During the course of my review, I was more frustrated with Alexa than pleased. I find her to be less helpful than Google Assistant, but this really isn't the place for that. On the Command Bar, Alexa was more annoying than ever, constantly activating when it heard words that couldn't possibly be misconstrued, whether during conversation or from something on the TV.
Me to Polk Command Bar (with Alexa): "Alexa, tell me about the weather right now."
Command Bar: "As a noun, 'market' is defined as..."
Yes, that's exactly what I said.
— Jordan Palmer (@jccpalmer) August 29, 2018
While that's annoying on my Echo Dot, it's worse on the Command Bar since it muffles the TV volume so that it can hear you. And when I did want to activate Alexa, I had more errors than successes. She ended up not getting used at all, making the random wakes all the more irritating.

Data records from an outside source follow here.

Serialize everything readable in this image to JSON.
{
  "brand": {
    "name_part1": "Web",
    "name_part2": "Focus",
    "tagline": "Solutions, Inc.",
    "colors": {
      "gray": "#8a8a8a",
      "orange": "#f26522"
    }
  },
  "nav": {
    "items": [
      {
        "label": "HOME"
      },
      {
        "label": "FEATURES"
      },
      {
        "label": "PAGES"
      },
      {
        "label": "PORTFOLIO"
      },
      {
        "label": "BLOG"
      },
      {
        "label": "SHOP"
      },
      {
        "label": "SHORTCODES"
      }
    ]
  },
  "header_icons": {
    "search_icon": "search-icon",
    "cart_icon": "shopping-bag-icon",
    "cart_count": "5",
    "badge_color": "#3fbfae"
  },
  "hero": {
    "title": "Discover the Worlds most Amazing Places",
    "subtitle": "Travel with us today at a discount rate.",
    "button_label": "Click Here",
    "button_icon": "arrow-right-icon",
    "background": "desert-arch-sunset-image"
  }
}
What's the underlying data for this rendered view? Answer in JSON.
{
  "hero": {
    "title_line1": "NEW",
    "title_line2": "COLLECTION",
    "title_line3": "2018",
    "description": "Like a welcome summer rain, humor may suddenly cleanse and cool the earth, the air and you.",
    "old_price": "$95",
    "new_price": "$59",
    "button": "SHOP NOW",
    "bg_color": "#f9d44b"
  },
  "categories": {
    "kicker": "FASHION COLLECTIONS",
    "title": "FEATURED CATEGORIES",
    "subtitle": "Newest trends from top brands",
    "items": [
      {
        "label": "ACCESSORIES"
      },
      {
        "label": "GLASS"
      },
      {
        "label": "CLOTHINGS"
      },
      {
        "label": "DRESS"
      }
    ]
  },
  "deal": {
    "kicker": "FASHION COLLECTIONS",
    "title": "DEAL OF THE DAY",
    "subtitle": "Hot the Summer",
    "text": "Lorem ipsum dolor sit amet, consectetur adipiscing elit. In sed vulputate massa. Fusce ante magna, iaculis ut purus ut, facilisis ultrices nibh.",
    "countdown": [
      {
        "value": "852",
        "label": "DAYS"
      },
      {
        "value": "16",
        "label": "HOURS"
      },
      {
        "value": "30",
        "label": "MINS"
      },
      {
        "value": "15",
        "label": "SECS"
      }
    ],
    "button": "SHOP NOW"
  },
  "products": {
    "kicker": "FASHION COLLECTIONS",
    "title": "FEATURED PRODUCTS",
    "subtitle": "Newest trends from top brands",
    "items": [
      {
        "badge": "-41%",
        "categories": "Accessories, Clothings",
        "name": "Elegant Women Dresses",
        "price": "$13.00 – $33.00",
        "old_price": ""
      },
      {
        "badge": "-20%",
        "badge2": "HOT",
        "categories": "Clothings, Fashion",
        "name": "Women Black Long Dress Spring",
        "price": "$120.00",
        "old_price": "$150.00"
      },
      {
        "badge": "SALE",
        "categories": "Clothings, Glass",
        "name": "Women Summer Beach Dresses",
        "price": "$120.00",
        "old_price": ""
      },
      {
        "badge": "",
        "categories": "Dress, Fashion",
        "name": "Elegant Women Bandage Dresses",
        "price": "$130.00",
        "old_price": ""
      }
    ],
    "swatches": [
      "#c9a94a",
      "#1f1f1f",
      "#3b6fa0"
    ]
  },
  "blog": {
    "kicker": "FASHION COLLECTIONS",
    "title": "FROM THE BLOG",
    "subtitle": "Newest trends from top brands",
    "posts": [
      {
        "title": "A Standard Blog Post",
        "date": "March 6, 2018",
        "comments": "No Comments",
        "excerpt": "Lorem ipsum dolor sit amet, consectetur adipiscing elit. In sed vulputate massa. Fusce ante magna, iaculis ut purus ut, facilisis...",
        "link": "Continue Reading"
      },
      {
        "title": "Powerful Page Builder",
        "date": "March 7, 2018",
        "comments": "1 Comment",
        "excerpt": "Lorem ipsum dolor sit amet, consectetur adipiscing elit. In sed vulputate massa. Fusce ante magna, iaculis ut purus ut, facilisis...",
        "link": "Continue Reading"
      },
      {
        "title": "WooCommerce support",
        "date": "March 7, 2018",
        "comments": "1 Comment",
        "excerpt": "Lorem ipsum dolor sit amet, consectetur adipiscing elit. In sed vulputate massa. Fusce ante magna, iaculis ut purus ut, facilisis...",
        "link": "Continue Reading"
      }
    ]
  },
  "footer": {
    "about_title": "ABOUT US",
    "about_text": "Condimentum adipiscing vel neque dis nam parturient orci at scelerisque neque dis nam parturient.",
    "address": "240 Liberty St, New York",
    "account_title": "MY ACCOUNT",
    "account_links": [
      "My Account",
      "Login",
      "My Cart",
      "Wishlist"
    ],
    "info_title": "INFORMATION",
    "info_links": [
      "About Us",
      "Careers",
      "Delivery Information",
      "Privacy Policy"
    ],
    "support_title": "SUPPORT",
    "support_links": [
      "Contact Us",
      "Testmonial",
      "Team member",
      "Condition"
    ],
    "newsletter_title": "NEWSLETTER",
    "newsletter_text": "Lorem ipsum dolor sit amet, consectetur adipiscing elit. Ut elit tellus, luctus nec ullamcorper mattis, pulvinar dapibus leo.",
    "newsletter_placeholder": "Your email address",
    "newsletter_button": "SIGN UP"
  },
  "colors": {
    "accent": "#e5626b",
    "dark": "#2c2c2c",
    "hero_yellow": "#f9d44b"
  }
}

At a $299 MSRP (though I saw it dip to $249 over the course of this review), the Polk Command Bar is not quite what I'd expect. You're paying for Alexa in a $199-$249 level soundbar, so if you're more interested in audio quality, the Command Bar isn't the best option. Obviously, Polk is banking on people purchasing one to get the Echo Dot features.
My general thought, however, is that you'd be better off getting something else in the $299-$349 range and picking up an Echo Dot when there's a good deal on them. However, since the Command Bar has gone on sale for $249 (and likely will again), that's a hard deal to pass up. In my view, you're basically getting an Echo Dot (sans some stuff) for free at that point, but I digress.
In the end, I have a difficult time firmly answering the "Should you buy it" question for the Command Bar. It's a fine product and certainly not a bad purchase, but you have to decide whether it's worth it to you. If you want to add an Alexa device to your living room that also doubles as an improvement over your TV's speakers, then by all means. But if you're just looking to improve your listening experience while watching something on Netflix, and Alexa means nothing to you, then look at other soundbar options in this price range.
If you're okay with something smaller, then you might want to check out Polk's MagniFi Mini, which Rita quite enjoyed. It lacks a voice assistant, but it supports Chromecast and it can be paired with a Google Home. It's also $299, but it has dropped below $200 before.